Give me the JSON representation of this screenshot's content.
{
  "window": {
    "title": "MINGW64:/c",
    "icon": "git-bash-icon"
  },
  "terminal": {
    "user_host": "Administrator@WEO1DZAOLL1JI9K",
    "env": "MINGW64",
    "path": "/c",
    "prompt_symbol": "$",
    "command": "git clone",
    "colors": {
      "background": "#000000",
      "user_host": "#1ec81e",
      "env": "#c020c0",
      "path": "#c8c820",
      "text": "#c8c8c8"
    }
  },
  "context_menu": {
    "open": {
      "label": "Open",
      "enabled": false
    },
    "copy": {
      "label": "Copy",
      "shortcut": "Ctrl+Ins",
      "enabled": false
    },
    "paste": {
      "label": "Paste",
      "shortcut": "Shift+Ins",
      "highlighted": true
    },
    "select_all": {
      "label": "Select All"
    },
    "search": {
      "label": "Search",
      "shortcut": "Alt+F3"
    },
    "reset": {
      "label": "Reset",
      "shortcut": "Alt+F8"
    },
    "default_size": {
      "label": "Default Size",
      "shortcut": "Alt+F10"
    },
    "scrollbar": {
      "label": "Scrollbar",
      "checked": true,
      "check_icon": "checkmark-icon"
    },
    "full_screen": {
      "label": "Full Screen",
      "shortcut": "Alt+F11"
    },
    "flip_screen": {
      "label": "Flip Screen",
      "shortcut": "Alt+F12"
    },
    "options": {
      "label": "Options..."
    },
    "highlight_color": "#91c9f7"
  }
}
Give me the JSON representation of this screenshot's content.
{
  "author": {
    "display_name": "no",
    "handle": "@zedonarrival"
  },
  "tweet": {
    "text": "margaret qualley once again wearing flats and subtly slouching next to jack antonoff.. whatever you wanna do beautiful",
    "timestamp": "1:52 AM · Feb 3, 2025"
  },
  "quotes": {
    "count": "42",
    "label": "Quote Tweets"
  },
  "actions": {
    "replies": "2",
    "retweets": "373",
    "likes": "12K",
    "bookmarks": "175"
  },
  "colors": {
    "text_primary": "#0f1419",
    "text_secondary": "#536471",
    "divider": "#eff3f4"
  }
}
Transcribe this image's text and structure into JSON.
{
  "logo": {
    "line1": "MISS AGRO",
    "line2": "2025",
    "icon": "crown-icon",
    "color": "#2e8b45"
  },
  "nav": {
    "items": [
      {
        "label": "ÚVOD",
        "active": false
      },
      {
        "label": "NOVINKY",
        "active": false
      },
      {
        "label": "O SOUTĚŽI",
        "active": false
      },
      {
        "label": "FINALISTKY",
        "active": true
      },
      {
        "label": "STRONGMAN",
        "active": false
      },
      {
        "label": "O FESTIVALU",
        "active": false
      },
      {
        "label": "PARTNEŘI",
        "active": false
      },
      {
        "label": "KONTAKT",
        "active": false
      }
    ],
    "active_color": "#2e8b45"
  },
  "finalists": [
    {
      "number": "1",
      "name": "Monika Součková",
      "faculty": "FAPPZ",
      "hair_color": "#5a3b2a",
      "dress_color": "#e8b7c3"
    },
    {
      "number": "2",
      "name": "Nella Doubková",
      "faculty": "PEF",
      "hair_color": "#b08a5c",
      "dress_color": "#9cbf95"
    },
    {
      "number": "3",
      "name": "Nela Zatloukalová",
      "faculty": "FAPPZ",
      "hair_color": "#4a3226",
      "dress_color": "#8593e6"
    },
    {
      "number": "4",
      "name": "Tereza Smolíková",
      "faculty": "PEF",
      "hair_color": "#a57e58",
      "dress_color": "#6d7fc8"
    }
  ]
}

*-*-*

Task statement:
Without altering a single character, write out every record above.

Worked solution:
Give me the JSON representation of this screenshot's content.
{
  "window": {
    "title": "MINGW64:/c",
    "icon": "git-bash-icon"
  },
  "terminal": {
    "user_host": "Administrator@WEO1DZAOLL1JI9K",
    "env": "MINGW64",
    "path": "/c",
    "prompt_symbol": "$",
    "command": "git clone",
    "colors": {
      "background": "#000000",
      "user_host": "#1ec81e",
      "env": "#c020c0",
      "path": "#c8c820",
      "text": "#c8c8c8"
    }
  },
  "context_menu": {
    "open": {
      "label": "Open",
      "enabled": false
    },
    "copy": {
      "label": "Copy",
      "shortcut": "Ctrl+Ins",
      "enabled": false
    },
    "paste": {
      "label": "Paste",
      "shortcut": "Shift+Ins",
      "highlighted": true
    },
    "select_all": {
      "label": "Select All"
    },
    "search": {
      "label": "Search",
      "shortcut": "Alt+F3"
    },
    "reset": {
      "label": "Reset",
      "shortcut": "Alt+F8"
    },
    "default_size": {
      "label": "Default Size",
      "shortcut": "Alt+F10"
    },
    "scrollbar": {
      "label": "Scrollbar",
      "checked": true,
      "check_icon": "checkmark-icon"
    },
    "full_screen": {
      "label": "Full Screen",
      "shortcut": "Alt+F11"
    },
    "flip_screen": {
      "label": "Flip Screen",
      "shortcut": "Alt+F12"
    },
    "options": {
      "label": "Options..."
    },
    "highlight_color": "#91c9f7"
  }
}
Give me the JSON representation of this screenshot's content.
{
  "author": {
    "display_name": "no",
    "handle": "@zedonarrival"
  },
  "tweet": {
    "text": "margaret qualley once again wearing flats and subtly slouching next to jack antonoff.. whatever you wanna do beautiful",
    "timestamp": "1:52 AM · Feb 3, 2025"
  },
  "quotes": {
    "count": "42",
    "label": "Quote Tweets"
  },
  "actions": {
    "replies": "2",
    "retweets": "373",
    "likes": "12K",
    "bookmarks": "175"
  },
  "colors": {
    "text_primary": "#0f1419",
    "text_secondary": "#536471",
    "divider": "#eff3f4"
  }
}
Transcribe this image's text and structure into JSON.
{
  "logo": {
    "line1": "MISS AGRO",
    "line2": "2025",
    "icon": "crown-icon",
    "color": "#2e8b45"
  },
  "nav": {
    "items": [
      {
        "label": "ÚVOD",
        "active": false
      },
      {
        "label": "NOVINKY",
        "active": false
      },
      {
        "label": "O SOUTĚŽI",
        "active": false
      },
      {
        "label": "FINALISTKY",
        "active": true
      },
      {
        "label": "STRONGMAN",
        "active": false
      },
      {
        "label": "O FESTIVALU",
        "active": false
      },
      {
        "label": "PARTNEŘI",
        "active": false
      },
      {
        "label": "KONTAKT",
        "active": false
      }
    ],
    "active_color": "#2e8b45"
  },
  "finalists": [
    {
      "number": "1",
      "name": "Monika Součková",
      "faculty": "FAPPZ",
      "hair_color": "#5a3b2a",
      "dress_color": "#e8b7c3"
    },
    {
      "number": "2",
      "name": "Nella Doubková",
      "faculty": "PEF",
      "hair_color": "#b08a5c",
      "dress_color": "#9cbf95"
    },
    {
      "number": "3",
      "name": "Nela Zatloukalová",
      "faculty": "FAPPZ",
      "hair_color": "#4a3226",
      "dress_color": "#8593e6"
    },
    {
      "number": "4",
      "name": "Tereza Smolíková",
      "faculty": "PEF",
      "hair_color": "#a57e58",
      "dress_color": "#6d7fc8"
    }
  ]
}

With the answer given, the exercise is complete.